Work instructions: Across all the records, filter for lines with the word "icon" and copy them.

Records for processing:
※ ※ ※

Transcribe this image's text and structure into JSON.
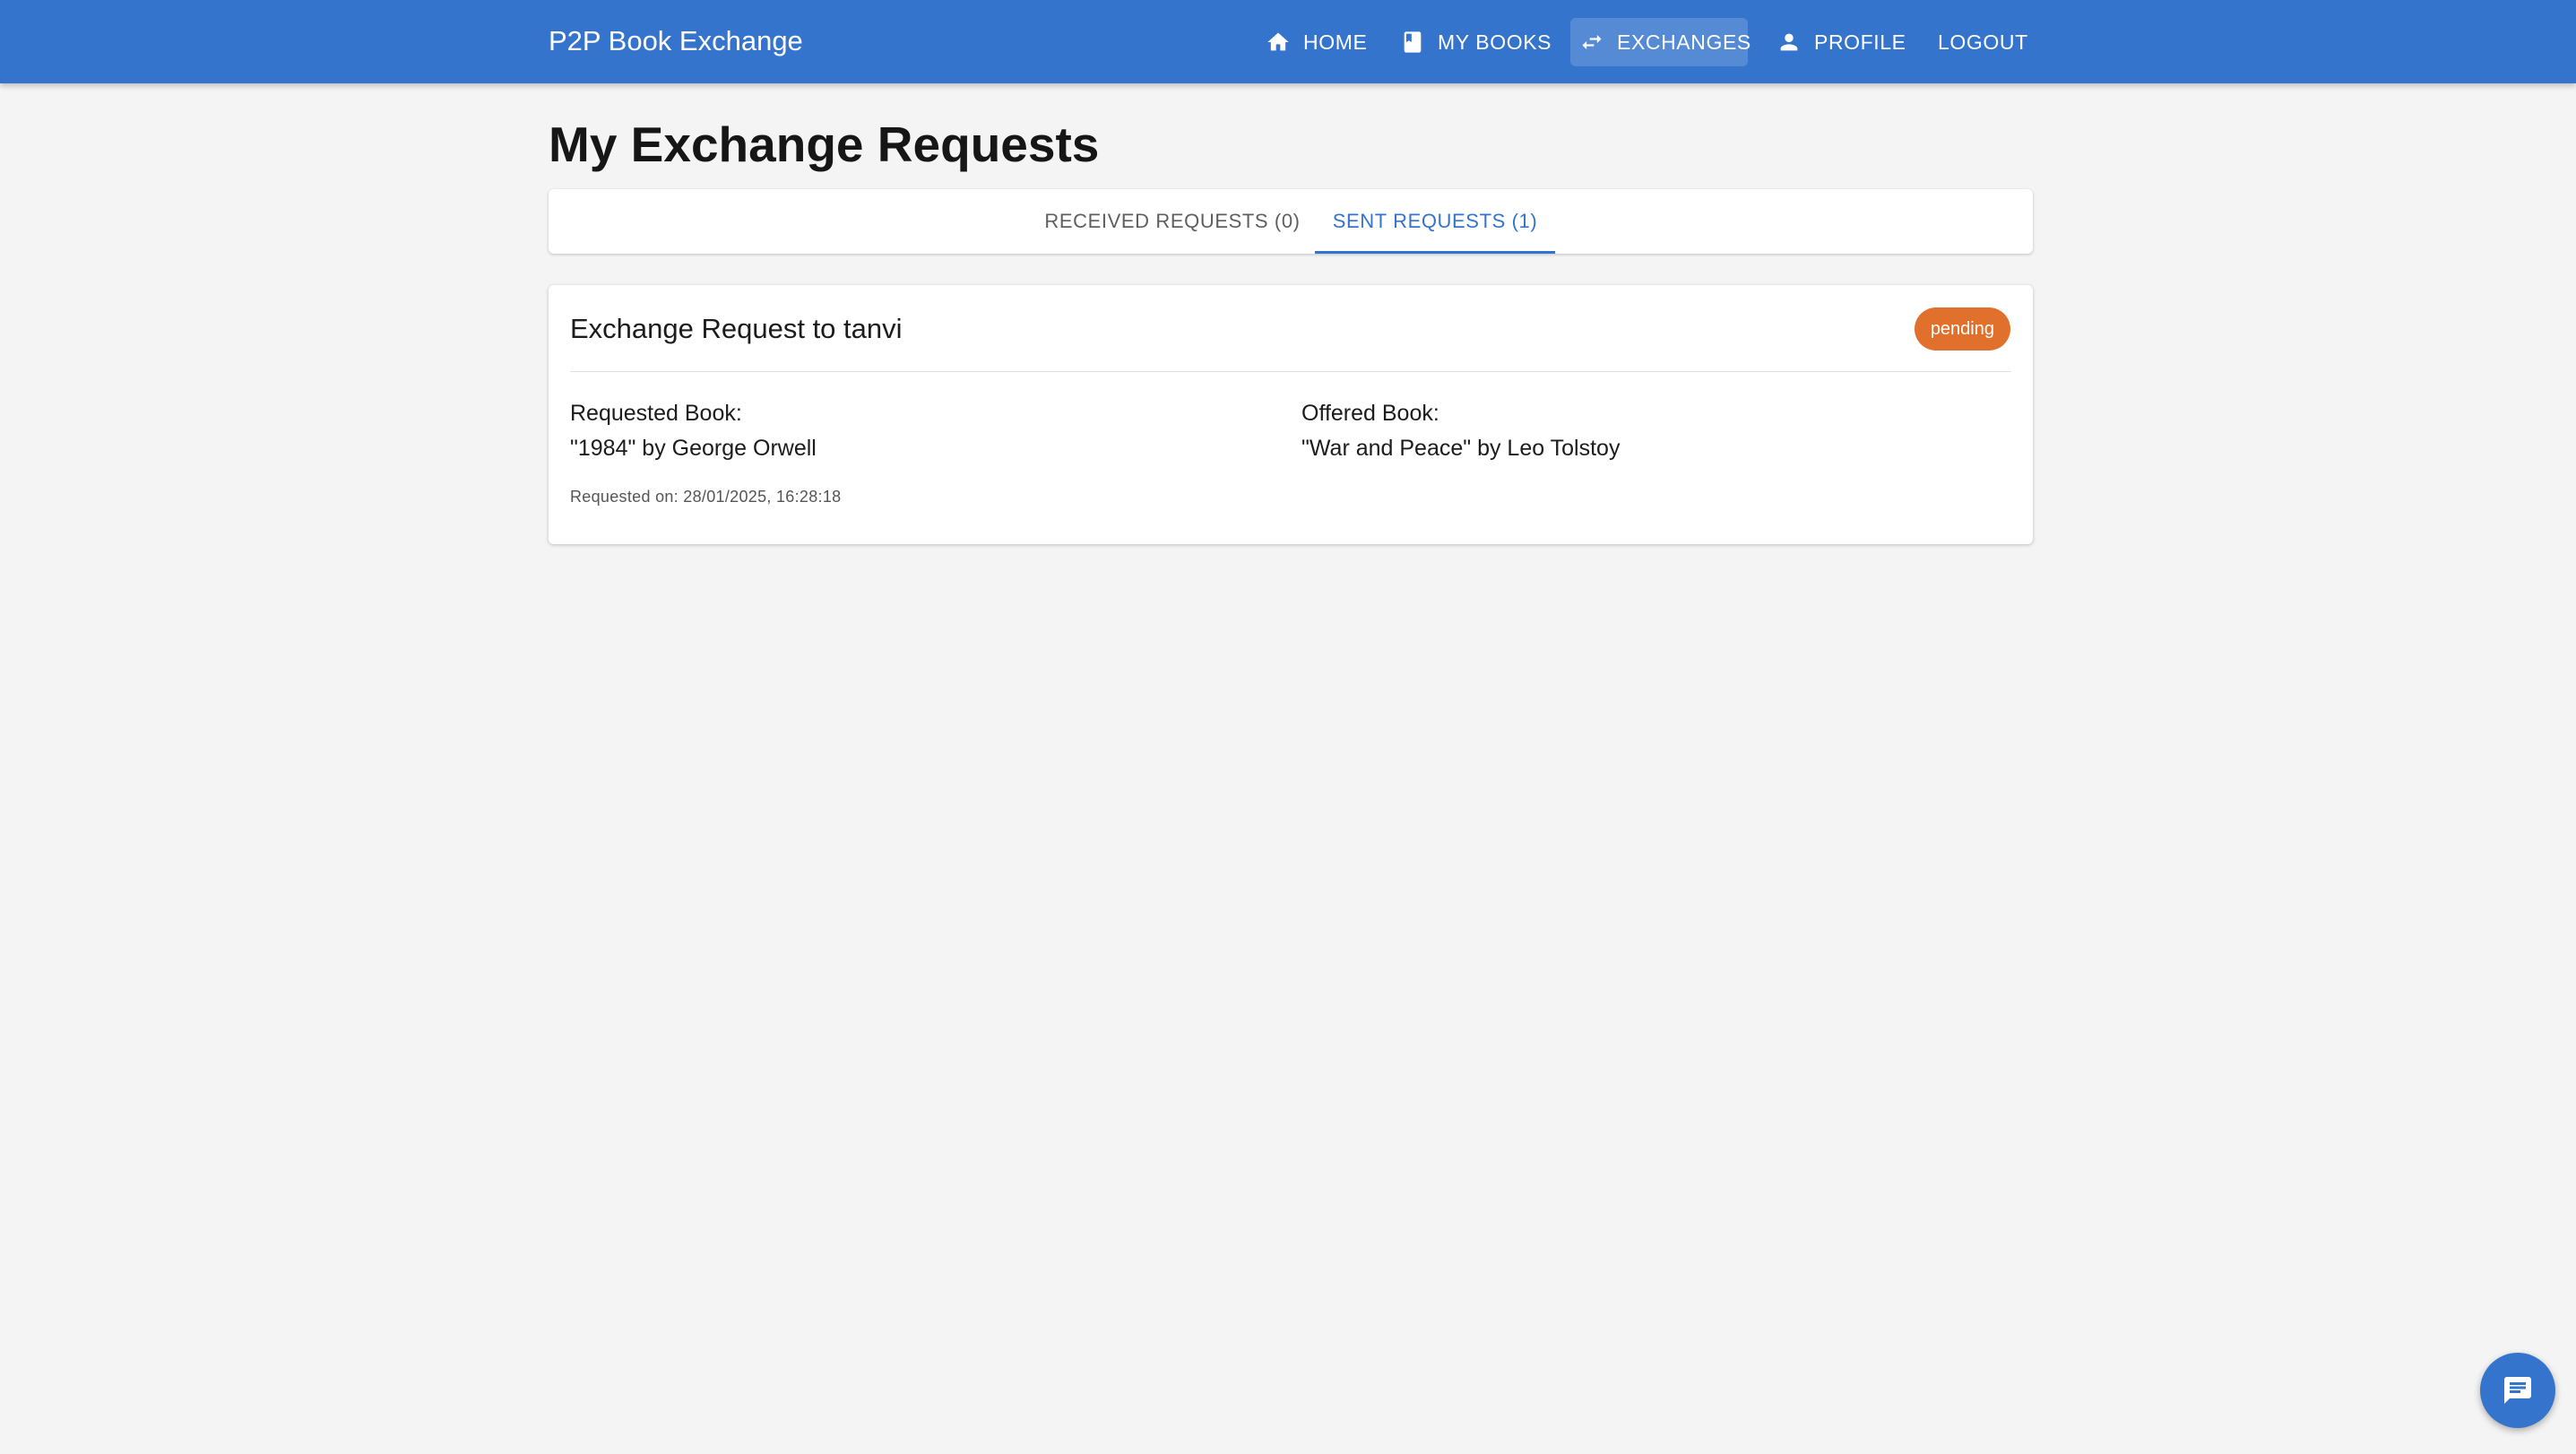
{
  "app": {
    "brand": "P2P Book Exchange",
    "accent_color": "#3574cc"
  },
  "nav": {
    "items": [
      {
        "label": "HOME",
        "icon": "home-icon"
      },
      {
        "label": "MY BOOKS",
        "icon": "book-icon"
      },
      {
        "label": "EXCHANGES",
        "icon": "swap-icon",
        "active": true
      },
      {
        "label": "PROFILE",
        "icon": "person-icon"
      },
      {
        "label": "LOGOUT"
      }
    ]
  },
  "page": {
    "title": "My Exchange Requests"
  },
  "tabs": {
    "received": "RECEIVED REQUESTS (0)",
    "sent": "SENT REQUESTS (1)",
    "selected": "sent"
  },
  "request": {
    "title": "Exchange Request to tanvi",
    "status": "pending",
    "status_color": "#e0702c",
    "requested_label": "Requested Book:",
    "requested_value": "\"1984\" by George Orwell",
    "offered_label": "Offered Book:",
    "offered_value": "\"War and Peace\" by Leo Tolstoy",
    "timestamp": "Requested on: 28/01/2025, 16:28:18"
  },
  "fab": {
    "icon": "chat-icon"
  }
}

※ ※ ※

Written answer:
        "icon": "home-icon"
        "icon": "book-icon"
        "icon": "swap-icon",
        "icon": "person-icon"
    "icon": "chat-icon"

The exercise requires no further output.